Good vs. Evil
The story of Cain and Abel flies by pretty quickly. The characters are hardly fleshed out for us—we begin in Genesis 4:1-2 with two brothers and by the time we get to v. 8 there is only one. We know nothing of what kind of people they were like, what sort of relationship they had before this one incident, etc.
There was a well-known tendency among ancient interpreters to derive from stories like this some broader moral principle. Characters that were presented in Scripture in skeletal form were fleshed out and ambiguities cleared up—they were painted in black and white so that the biblical stories could serve as clear, unambiguous moral lessons.
This is how some early interpreters treated the Cain and Abel story. This first act of sin in the Bible came to be understood as the first struggle of good vs. evil.
That is why you see ancient interpreters remarking casually about Cain being evil (or unrighteous, etc.) and Abel being righteous. Note that they are not saying this about the sacrifice, which is what God judged in the biblical story, but the sacrificers themselves. And they are not simply saying that Cain did something evil and Abel did something righteous; they are saying that Cain is evil and Abel is righteous. These judgments are missing from the biblical story.
Even though the righteous man [Abel] was younger than the wicked one [Cain]… (Philo, "Questions in Genesis" 1:59)
Abel, the younger one…made a practice of virtue…Cain, however, was altogether wicked (Josephus, "Jewish Antiquities" 1:53)
And so upon you will come all the righteous blood that has been shed, from the blood of righteous Abel to the blood of Zechariah, son of Berekiah (Matthew 23:35; see also Hebrews 11:4, 12:24; 1 John 3:12)
The last example from Matthew hints at an additional angle on the “good vs. evil” theme that is fleshed out elsewhere. Since Abel was an innocent and righteous man who died unjustly, he came to be understood among some early interpreters as a martyr figure—someone who willingly submits to suffering and death. For example, in the 4 Maccabees (Apocrypha, first century AD), the mother of the seven slain martyrs recounts how her education of her sons prepared them to meet their death with dignity (4 Maccabees 18:6-19). Among this list of martyrs, v. 11 mentions “Abel slain by Cain.”
Likewise, Cain came to be a symbol, not of a righteous martyr, but one who was somehow responsible for the wickedness of future generations.
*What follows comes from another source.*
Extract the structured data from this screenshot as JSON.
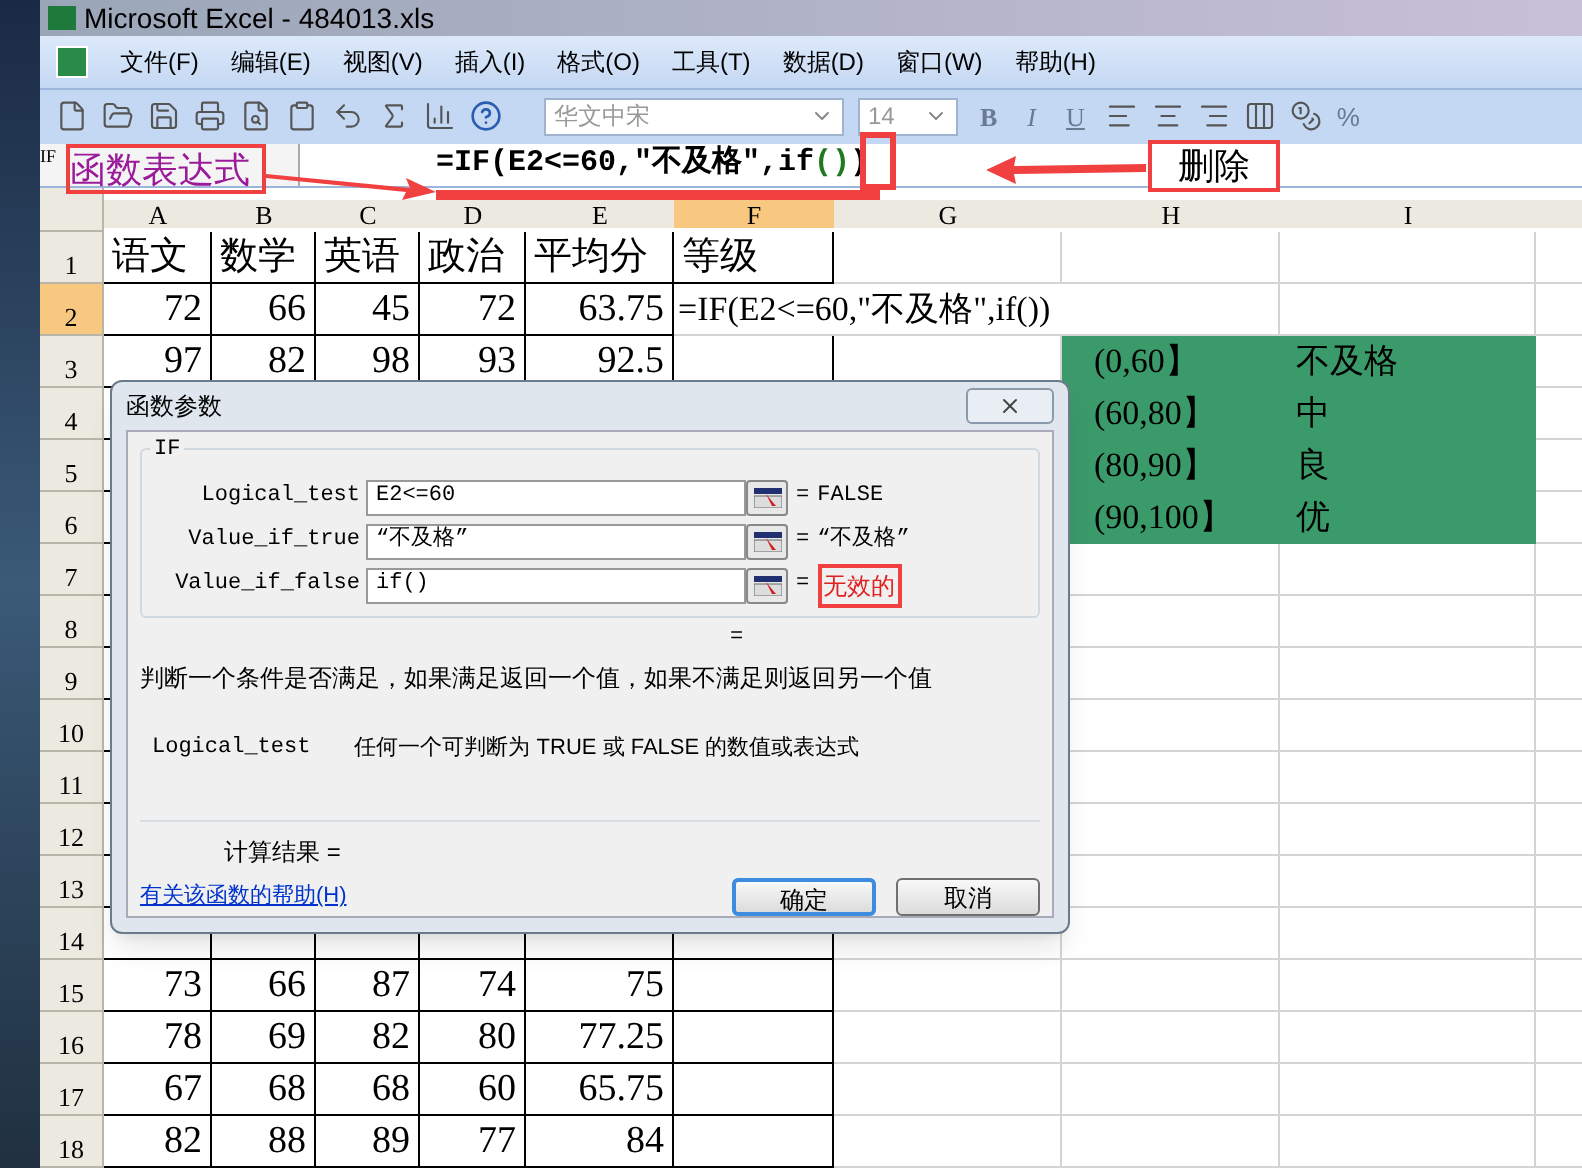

In fact, it is Cain’s act of wickedness that, in the minds of many ancient interpreters, was the cause of the flood in Genesis 6. We will begin next week by looking at this episode.